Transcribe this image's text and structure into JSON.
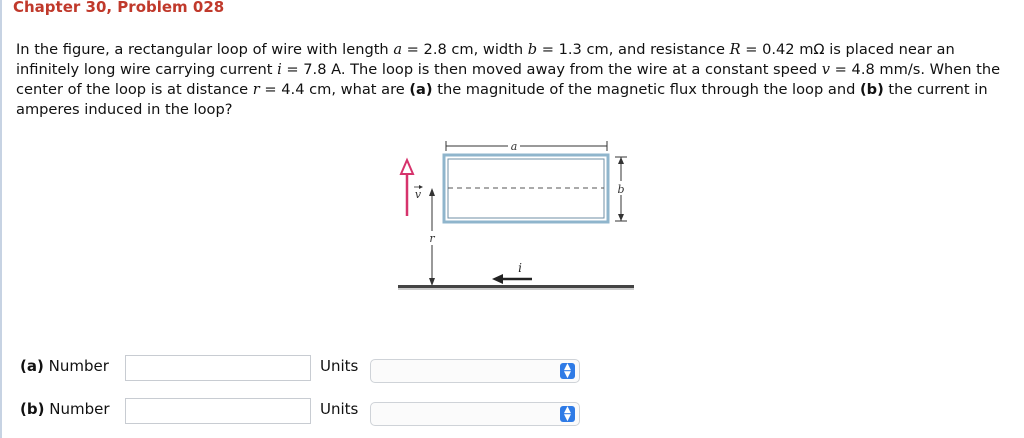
{
  "header": {
    "title": "Chapter 30, Problem 028"
  },
  "problem": {
    "t1": "In the figure, a rectangular loop of wire with length ",
    "v_a": "a",
    "t2": " = 2.8 cm, width ",
    "v_b": "b",
    "t3": " = 1.3 cm, and resistance ",
    "v_R": "R",
    "t4": " = 0.42 mΩ is placed near an infinitely long wire carrying current ",
    "v_i": "i",
    "t5": " = 7.8 A. The loop is then moved away from the wire at a constant speed ",
    "v_v": "v",
    "t6": " = 4.8 mm/s. When the center of the loop is at distance ",
    "v_r": "r",
    "t7": " = 4.4 cm, what are ",
    "part_a": "(a)",
    "t8": " the magnitude of the magnetic flux through the loop and ",
    "part_b": "(b)",
    "t9": " the current in amperes induced in the loop?"
  },
  "figure": {
    "label_a": "a",
    "label_b": "b",
    "label_v": "v",
    "label_r": "r",
    "label_i": "i",
    "colors": {
      "loop": "#8fb5cc",
      "velocity_arrow": "#d6336c"
    }
  },
  "answers": [
    {
      "part": "(a)",
      "label": "Number",
      "value": "",
      "units_label": "Units",
      "units_value": ""
    },
    {
      "part": "(b)",
      "label": "Number",
      "value": "",
      "units_label": "Units",
      "units_value": ""
    }
  ]
}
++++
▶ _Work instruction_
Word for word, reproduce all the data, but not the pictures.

▶ _Answer to this exercise_
Transcribe this image's text and structure into JSON.
{
  "header": {
    "title": "Chapter 30, Problem 028"
  },
  "problem": {
    "t1": "In the figure, a rectangular loop of wire with length ",
    "v_a": "a",
    "t2": " = 2.8 cm, width ",
    "v_b": "b",
    "t3": " = 1.3 cm, and resistance ",
    "v_R": "R",
    "t4": " = 0.42 mΩ is placed near an infinitely long wire carrying current ",
    "v_i": "i",
    "t5": " = 7.8 A. The loop is then moved away from the wire at a constant speed ",
    "v_v": "v",
    "t6": " = 4.8 mm/s. When the center of the loop is at distance ",
    "v_r": "r",
    "t7": " = 4.4 cm, what are ",
    "part_a": "(a)",
    "t8": " the magnitude of the magnetic flux through the loop and ",
    "part_b": "(b)",
    "t9": " the current in amperes induced in the loop?"
  },
  "figure": {
    "label_a": "a",
    "label_b": "b",
    "label_v": "v",
    "label_r": "r",
    "label_i": "i",
    "colors": {
      "loop": "#8fb5cc",
      "velocity_arrow": "#d6336c"
    }
  },
  "answers": [
    {
      "part": "(a)",
      "label": "Number",
      "value": "",
      "units_label": "Units",
      "units_value": ""
    },
    {
      "part": "(b)",
      "label": "Number",
      "value": "",
      "units_label": "Units",
      "units_value": ""
    }
  ]
}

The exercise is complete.